Their achievements had more to do with Andrew Loog Oldham, the manager who encouraged the Stones to write their own songs, to move away from the blues covers that Jones insisted on. It had more to do with Jagger and Richards, both their songwriting power and their pure embodiment of sex, drugs, and rock ‘n’ roll. It had more to do with the band’s ability to sell itself, both its sound and image, while creating complicated business ventures that allowed them to circumvent British tax laws and become one of the biggest rock bands to ever exist.

None of this would have happened without Brian Jones, but most of it happened without Brian Jones.

In fact, the Rolling Stones’ generally agreed upon “Golden Age” of 1968-72, the years they released what many consider their greatest albums, were years in which Jones played little to no part. Beggars Banquet is the start of this Golden Age, and Jones’s contributions were hardly integral. Jones would supply congas to “Midnight Rambler” and autoharp on “You Got the Silver,” but otherwise he played no part in Let It Bleed. He would be kicked out of the band shortly after, and shortly after that he would die in the swimming pool of his farmhouse in East Sussex. Both Sticky Fingers and Exile on Main Street would be written, recorded, and released after his death. These four albums are largely the Rolling Stones’ greatest contributions to music, and Brian Jones had nothing—or almost nothing—to do with them.


Myths reveal more about the teller than they do the subject. So what do these myths tell us about Brian Jones? We have the myth told to us by those who were there—Jimmy Miller, Mick Jagger, Keith Richards, countless others—of Brian Jones being completely absent by the time the Golden Age began in 1968 with Beggars Banquet. We have the myth of the idolizing fans of this Adonis, blonde, beautiful, smooth and sleek in a way that Jagger and Richards never quite were, the only true genius of a group who were reduced to “a generic garage band” after he left.

Yet we have these films shot in 1968, One Plus One and Rock and Roll Circus, that show neither myth to be true. Because there he is in Godard’s film, contributing to the recording of Beggars Banquet, giving at least something to the Rolling Stones’ greatest era even if his influence on the band was all but over. For his bandmates and producer, his frequent absences and erratic behavior, his utter surrender to his addictions, likely caused enough frustration that they wished he weren’t there, but there he was.

But the Brian Jones we see in Rock and Roll Circus is no god. He is a puppet, propped up and stumbling through the motions, shoved off to the side where he can be hidden as the camera zooms in on Mick or Keith. He strums his guitar and raises his hand like he remembers raising his hand to strum dramatically, to be the rock god he remembers himself to be, but his hand is limp and the movement without conviction. This Brian Jones is a tragic figure, certainly, but no Byronic hero. This Brian Jones is pitiful.

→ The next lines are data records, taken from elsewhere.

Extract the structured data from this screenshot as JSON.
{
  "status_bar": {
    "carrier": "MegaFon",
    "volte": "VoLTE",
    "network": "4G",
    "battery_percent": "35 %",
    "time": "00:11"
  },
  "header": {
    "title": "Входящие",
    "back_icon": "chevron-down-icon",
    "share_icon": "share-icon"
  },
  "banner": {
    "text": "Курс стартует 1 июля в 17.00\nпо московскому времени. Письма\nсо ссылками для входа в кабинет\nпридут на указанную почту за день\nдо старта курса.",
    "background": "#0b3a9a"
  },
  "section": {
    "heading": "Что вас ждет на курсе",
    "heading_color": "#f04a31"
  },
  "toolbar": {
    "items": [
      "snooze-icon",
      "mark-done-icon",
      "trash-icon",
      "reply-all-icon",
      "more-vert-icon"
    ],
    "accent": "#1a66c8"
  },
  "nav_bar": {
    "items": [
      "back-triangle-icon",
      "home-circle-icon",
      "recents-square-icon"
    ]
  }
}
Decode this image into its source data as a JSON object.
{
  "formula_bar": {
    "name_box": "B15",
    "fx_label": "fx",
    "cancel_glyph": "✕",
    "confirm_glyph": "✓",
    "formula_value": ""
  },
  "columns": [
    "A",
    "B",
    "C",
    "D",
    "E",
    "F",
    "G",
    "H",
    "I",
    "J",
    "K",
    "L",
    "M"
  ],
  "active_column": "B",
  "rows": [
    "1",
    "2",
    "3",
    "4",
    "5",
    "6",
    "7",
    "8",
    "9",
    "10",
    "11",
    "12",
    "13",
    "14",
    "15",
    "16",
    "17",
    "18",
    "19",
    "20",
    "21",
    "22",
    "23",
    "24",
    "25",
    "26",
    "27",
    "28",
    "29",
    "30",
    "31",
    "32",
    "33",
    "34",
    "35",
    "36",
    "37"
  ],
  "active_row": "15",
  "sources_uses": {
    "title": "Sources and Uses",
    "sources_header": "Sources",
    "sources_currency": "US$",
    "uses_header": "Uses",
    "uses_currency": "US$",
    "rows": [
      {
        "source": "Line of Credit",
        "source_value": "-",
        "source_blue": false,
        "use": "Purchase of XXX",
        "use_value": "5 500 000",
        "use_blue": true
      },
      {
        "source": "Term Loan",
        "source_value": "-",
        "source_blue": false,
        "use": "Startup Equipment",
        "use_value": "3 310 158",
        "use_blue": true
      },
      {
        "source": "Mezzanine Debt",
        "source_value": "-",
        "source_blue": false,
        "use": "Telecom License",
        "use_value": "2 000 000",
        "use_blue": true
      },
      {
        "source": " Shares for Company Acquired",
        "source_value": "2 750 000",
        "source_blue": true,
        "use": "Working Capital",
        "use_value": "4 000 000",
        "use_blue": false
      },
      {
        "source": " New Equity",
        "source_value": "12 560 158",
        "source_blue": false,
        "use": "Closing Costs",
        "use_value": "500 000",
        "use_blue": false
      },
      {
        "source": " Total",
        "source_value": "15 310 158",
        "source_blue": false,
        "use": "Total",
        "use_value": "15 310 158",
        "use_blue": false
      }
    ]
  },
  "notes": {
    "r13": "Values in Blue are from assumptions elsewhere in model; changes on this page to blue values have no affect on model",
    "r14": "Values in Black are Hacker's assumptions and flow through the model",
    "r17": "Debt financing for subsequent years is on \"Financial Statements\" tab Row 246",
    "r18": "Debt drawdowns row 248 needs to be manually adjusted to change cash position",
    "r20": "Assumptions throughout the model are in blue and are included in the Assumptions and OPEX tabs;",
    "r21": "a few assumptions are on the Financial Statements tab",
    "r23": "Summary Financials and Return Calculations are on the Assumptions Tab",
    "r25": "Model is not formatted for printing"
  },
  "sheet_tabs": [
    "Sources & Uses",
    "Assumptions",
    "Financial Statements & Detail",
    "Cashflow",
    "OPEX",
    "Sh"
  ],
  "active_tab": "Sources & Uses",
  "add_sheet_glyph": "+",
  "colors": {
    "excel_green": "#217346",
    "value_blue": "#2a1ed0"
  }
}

Go back even further. Go back to that video of “Paint It, Black” from 1965. Notice that, even then, Jones is removed from the band. He is on a separate riser on the left of your screen so that when the camera focuses on Jagger, the rest of the band is in the shot, but Brian Jones is off screen. He is physically above them and removed from them. Despite the YouTube commenters focusing on Jones almost solely, he is on screen for a mere 47 seconds out of the video’s 2:19 runtime. And yet he’s the only member of the band other than Jagger who gets a full close-up.


It is nearly impossible to tell the story of the Rolling Stones without Brian Jones. None of what they became would be possible without Brian Jones, but their greatest output was created without Brian Jones.

Prior to 1968, the Rolling Stones produced some fantastic songs and a few decent records, but nothing compared to Beggars Banquet, their first truly cohesive album that functioned as a singular musical statement. Beggars Banquet is their Rubber Soul, the beginning of the Rolling Stones as a band capable of recording an entire LP of brilliance. This was made possible, in part, by breaking with the tired psychedelia of 1960s and by returning to their roots in R&B and Americana.

But part of what made this possible was the loss of Brian Jones the man, even if they could never shake the myth.

—Joshua Cross